● **WHAT IS EXPECTED**
Among the records that follow, find each line holding the word "babel" and copy it.

■ ■ ■ ■

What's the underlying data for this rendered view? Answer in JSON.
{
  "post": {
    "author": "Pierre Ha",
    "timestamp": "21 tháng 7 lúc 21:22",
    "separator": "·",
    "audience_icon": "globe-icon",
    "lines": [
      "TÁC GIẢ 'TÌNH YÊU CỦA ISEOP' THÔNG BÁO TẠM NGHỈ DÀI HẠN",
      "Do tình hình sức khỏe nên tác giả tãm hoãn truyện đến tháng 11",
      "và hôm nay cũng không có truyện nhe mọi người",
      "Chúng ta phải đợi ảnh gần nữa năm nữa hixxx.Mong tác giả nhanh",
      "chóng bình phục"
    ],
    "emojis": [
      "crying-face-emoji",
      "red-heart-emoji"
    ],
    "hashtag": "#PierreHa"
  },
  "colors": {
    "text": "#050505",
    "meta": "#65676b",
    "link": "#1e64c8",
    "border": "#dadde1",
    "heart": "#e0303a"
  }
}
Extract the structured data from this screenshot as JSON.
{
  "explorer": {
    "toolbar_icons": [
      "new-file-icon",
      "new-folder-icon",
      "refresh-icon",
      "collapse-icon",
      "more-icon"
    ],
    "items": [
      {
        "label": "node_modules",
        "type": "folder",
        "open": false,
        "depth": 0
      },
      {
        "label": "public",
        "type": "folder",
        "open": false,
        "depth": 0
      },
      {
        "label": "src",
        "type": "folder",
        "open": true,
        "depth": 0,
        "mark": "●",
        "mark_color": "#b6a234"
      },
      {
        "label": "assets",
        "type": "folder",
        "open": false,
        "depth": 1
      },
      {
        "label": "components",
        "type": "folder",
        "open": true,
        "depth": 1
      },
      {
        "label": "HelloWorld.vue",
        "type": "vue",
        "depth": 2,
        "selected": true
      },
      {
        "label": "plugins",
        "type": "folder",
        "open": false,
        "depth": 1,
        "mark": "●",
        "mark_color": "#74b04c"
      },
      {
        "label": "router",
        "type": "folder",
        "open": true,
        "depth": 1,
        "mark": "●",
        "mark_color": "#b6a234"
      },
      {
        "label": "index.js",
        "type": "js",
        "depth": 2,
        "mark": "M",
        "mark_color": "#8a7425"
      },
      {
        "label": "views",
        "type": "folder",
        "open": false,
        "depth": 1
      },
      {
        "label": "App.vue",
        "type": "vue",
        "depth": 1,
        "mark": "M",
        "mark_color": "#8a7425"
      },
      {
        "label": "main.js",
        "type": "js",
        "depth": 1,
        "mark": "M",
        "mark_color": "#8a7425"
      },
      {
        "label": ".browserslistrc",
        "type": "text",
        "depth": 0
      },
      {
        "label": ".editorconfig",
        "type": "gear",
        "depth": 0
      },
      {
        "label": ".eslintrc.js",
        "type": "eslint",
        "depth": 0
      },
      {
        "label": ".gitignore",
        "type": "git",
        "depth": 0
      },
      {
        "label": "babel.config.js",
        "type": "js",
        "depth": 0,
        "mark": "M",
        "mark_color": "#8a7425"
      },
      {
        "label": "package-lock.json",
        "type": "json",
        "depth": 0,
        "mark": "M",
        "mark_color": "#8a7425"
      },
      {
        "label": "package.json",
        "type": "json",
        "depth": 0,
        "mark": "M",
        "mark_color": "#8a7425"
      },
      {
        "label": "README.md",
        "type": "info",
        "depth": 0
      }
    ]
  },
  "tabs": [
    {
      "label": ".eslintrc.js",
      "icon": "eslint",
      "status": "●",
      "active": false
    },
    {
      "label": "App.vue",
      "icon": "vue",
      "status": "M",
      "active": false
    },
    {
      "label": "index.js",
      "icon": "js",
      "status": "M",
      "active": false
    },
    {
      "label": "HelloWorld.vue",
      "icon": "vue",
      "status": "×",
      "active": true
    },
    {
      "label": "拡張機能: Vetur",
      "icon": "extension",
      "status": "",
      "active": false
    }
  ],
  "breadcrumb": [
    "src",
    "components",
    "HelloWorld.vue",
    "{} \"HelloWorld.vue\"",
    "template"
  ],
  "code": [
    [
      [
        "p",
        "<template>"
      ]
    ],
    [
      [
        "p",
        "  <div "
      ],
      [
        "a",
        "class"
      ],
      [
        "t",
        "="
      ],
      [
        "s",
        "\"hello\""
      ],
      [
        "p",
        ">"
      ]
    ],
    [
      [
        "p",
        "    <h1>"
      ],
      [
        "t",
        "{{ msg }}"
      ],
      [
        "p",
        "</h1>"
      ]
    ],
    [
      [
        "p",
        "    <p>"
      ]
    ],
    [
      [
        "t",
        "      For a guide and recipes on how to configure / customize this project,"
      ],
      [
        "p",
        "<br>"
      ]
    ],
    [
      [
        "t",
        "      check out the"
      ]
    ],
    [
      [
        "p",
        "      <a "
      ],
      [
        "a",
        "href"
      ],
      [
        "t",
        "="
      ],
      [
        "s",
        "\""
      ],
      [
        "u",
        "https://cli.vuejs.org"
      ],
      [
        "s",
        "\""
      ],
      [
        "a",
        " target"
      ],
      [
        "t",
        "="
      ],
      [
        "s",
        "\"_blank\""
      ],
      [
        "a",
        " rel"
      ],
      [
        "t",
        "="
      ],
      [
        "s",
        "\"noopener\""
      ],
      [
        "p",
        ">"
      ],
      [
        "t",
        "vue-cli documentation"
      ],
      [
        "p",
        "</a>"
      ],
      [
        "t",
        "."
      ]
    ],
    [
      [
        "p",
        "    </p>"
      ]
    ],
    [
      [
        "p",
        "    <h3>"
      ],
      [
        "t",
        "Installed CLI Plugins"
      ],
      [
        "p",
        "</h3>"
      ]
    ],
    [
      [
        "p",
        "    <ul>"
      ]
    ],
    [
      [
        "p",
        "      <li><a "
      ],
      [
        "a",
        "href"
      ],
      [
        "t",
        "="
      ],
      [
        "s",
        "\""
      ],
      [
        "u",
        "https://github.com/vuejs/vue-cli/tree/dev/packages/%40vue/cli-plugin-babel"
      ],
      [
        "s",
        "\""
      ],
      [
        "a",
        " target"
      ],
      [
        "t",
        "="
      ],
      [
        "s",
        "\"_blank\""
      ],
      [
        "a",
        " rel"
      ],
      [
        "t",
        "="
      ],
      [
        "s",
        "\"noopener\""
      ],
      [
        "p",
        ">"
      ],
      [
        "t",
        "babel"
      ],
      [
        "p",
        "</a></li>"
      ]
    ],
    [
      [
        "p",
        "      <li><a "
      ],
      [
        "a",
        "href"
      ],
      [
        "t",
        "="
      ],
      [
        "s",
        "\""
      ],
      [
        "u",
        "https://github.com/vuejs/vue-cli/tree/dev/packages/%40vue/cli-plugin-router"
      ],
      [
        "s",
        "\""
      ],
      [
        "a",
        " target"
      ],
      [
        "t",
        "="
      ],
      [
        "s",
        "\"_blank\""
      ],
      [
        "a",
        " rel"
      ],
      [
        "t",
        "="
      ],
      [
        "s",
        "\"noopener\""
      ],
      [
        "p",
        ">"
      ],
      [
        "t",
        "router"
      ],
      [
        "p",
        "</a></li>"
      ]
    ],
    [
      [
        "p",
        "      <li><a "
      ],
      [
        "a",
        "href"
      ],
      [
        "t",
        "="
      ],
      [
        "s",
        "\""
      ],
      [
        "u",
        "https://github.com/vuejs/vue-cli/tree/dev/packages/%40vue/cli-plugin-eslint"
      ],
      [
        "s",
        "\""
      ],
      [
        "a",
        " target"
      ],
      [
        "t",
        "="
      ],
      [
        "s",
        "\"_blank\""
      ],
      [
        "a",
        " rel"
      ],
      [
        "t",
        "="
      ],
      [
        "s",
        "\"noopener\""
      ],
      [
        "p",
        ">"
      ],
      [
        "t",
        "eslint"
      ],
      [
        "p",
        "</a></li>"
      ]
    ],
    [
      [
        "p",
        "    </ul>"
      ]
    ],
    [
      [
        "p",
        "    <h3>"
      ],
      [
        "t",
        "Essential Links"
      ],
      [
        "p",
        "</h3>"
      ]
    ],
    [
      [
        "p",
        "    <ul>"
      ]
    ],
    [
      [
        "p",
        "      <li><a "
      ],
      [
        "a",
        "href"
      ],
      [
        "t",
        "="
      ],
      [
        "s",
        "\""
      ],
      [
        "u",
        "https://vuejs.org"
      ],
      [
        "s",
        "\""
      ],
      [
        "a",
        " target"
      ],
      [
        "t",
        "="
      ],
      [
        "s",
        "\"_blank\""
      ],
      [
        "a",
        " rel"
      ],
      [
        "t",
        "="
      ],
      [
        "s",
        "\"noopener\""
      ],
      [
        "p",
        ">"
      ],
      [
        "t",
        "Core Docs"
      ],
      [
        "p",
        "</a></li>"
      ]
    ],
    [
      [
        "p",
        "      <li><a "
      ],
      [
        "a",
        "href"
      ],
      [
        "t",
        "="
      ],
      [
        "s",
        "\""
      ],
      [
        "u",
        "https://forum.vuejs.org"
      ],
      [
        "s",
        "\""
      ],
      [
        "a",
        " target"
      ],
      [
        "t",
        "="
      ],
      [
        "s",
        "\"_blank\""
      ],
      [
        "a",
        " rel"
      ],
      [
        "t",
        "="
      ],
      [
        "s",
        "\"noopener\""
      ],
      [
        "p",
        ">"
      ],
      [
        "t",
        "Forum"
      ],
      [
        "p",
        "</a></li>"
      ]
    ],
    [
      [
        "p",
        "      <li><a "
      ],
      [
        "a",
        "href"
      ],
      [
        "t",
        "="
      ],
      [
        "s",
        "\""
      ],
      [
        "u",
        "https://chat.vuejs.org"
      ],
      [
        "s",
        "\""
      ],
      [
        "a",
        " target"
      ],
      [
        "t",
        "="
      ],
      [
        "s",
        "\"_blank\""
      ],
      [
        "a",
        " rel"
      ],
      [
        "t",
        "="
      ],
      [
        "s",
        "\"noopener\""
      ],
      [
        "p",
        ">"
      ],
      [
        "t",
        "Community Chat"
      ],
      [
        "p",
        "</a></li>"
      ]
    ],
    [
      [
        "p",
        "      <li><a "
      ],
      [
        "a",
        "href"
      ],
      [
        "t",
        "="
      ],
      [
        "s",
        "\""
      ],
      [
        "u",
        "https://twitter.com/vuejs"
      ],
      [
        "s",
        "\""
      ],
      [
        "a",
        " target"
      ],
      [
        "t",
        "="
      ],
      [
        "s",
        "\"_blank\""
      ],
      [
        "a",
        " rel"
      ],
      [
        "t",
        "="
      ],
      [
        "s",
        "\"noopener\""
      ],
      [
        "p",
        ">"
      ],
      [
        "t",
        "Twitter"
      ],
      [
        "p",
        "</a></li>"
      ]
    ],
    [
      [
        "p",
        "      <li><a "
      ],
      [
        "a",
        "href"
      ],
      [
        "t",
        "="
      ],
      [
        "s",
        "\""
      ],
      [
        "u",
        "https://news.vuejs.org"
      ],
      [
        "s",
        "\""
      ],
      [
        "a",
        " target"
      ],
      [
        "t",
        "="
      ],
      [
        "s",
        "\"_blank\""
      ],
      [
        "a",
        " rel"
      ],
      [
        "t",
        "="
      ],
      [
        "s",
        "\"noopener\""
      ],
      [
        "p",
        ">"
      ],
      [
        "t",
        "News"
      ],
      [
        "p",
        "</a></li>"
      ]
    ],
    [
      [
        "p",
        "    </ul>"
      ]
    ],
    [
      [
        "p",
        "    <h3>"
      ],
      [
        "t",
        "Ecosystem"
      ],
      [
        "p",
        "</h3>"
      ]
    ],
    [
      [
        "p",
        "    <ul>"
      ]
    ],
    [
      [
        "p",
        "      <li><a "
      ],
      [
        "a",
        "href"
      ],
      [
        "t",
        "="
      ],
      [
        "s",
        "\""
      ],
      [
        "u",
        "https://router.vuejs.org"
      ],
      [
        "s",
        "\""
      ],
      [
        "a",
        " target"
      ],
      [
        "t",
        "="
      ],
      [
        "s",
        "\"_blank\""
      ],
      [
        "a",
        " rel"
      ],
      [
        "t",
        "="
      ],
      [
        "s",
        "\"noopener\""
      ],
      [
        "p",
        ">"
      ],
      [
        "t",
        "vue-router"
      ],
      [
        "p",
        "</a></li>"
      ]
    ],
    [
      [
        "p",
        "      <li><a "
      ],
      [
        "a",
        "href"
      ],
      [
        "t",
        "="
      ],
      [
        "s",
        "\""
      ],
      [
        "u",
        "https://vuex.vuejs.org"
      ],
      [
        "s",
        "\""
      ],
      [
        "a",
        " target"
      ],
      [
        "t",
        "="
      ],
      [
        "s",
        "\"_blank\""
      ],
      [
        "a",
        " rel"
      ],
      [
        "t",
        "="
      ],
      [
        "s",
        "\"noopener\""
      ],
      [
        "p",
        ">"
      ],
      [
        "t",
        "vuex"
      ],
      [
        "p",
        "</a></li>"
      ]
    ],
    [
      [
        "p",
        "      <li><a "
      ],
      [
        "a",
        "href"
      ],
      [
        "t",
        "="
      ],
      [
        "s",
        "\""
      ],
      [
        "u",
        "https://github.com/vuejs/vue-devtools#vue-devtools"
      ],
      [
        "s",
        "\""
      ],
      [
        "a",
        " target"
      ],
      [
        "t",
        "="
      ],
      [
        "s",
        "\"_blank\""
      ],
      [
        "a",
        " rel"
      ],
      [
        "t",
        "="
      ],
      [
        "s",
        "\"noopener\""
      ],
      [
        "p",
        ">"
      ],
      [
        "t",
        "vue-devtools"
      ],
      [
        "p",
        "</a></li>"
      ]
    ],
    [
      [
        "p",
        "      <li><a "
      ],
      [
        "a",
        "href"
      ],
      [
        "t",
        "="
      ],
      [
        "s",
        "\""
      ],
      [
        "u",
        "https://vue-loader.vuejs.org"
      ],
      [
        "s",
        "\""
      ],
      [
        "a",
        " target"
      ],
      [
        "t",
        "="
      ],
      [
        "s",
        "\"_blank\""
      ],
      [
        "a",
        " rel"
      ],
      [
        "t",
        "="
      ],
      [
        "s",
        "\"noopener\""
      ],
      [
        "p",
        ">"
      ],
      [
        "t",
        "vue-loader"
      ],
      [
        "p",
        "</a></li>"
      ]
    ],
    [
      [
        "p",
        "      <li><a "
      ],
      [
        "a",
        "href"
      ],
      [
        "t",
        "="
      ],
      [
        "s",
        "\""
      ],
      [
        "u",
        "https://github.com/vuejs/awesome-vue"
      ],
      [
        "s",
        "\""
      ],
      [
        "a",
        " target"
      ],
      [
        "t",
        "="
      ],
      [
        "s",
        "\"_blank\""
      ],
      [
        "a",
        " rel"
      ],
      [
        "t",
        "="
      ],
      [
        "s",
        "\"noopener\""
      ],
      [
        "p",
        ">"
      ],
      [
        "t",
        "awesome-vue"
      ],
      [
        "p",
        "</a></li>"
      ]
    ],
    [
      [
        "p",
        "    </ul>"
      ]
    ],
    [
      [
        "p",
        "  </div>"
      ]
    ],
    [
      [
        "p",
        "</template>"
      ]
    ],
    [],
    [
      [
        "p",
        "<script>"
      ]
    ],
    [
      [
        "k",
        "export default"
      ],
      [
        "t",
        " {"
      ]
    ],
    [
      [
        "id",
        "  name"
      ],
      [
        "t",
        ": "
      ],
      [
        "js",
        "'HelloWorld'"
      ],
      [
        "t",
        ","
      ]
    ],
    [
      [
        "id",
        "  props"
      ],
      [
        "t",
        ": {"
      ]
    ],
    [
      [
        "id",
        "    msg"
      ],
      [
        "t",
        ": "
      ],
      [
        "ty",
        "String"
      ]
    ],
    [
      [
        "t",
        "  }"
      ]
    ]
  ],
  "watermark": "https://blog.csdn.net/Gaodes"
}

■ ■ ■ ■

● **RESPONSE BELOW**
        "label": "babel.config.js",
        "https://github.com/vuejs/vue-cli/tree/dev/packages/%40vue/cli-plugin-babel"
        "babel"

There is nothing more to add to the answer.